--- Data records Enclosed Below ---
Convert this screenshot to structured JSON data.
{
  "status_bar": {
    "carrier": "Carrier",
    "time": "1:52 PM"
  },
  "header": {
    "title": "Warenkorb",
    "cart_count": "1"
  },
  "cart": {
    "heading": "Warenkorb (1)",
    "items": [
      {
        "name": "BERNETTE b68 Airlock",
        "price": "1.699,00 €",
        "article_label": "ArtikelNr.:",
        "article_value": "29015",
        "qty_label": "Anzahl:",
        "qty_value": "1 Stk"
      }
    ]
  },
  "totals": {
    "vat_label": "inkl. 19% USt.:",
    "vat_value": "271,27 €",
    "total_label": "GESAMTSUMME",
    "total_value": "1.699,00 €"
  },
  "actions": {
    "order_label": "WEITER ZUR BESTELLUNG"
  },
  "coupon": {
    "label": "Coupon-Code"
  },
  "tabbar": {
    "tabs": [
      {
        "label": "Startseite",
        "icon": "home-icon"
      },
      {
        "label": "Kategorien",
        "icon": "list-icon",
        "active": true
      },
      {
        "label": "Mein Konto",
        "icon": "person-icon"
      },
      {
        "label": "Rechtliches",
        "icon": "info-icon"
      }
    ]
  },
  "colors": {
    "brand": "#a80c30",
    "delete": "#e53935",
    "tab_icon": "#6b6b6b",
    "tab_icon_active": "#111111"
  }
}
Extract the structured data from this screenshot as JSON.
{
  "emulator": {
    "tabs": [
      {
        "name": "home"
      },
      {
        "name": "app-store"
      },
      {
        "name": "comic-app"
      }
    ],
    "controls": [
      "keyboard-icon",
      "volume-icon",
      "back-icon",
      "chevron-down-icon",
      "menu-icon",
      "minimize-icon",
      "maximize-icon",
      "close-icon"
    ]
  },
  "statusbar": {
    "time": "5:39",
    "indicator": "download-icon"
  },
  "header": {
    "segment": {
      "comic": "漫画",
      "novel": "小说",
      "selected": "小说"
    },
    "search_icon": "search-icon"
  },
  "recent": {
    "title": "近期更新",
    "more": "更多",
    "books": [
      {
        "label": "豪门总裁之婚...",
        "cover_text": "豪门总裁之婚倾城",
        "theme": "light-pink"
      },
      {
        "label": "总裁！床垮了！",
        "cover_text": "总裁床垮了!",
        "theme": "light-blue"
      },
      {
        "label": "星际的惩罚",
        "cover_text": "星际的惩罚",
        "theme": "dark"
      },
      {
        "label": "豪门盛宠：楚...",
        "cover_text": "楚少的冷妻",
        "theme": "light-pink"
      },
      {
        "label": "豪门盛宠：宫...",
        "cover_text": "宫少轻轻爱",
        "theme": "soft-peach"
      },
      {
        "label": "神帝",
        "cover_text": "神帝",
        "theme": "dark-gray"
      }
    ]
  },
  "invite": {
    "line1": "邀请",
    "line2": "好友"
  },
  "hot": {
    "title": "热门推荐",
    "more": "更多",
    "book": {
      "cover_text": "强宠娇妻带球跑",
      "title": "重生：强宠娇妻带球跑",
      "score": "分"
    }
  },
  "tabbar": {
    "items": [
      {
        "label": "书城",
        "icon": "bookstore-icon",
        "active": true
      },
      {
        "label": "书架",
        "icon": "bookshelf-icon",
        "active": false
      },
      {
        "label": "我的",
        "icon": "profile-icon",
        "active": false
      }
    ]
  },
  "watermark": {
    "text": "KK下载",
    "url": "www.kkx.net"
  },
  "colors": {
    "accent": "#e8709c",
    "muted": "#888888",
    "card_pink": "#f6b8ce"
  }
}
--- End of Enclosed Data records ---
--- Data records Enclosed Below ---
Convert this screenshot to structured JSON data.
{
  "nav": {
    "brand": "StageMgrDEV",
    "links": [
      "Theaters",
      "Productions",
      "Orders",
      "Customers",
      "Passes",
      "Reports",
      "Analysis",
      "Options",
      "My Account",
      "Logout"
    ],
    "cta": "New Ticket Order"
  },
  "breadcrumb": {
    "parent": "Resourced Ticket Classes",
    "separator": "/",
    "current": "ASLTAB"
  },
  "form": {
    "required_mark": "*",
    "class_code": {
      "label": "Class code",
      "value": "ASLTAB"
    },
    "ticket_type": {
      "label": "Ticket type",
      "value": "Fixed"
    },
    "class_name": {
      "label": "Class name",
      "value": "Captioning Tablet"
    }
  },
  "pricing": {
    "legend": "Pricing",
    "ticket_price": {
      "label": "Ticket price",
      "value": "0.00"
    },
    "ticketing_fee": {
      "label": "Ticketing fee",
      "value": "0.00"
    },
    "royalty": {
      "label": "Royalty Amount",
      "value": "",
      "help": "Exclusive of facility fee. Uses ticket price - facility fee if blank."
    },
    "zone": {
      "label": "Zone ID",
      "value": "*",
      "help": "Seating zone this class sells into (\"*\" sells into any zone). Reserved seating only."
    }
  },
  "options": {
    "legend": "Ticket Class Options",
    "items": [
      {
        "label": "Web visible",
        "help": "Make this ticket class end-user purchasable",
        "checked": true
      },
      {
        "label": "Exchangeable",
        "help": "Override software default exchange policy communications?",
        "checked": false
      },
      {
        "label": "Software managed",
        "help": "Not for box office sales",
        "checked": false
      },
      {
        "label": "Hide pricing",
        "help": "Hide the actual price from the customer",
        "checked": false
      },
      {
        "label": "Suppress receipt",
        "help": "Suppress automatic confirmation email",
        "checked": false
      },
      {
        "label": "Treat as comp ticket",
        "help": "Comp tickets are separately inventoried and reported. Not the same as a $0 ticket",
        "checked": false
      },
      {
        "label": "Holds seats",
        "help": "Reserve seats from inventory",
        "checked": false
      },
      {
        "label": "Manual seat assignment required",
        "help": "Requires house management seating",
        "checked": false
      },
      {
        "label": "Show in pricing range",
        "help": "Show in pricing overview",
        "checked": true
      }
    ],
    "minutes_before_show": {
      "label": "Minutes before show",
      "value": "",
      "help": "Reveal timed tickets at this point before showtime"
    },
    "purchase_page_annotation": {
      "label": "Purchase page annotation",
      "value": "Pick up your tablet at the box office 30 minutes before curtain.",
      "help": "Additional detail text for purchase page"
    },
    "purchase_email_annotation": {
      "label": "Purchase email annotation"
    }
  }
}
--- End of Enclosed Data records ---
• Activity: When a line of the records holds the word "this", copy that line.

• Output below:
Convert this screenshot to structured JSON data.
Extract the structured data from this screenshot as JSON.
Convert this screenshot to structured JSON data.
      "help": "Seating zone this class sells into (\"*\" sells into any zone). Reserved seating only."
        "help": "Make this ticket class end-user purchasable",
      "help": "Reveal timed tickets at this point before showtime"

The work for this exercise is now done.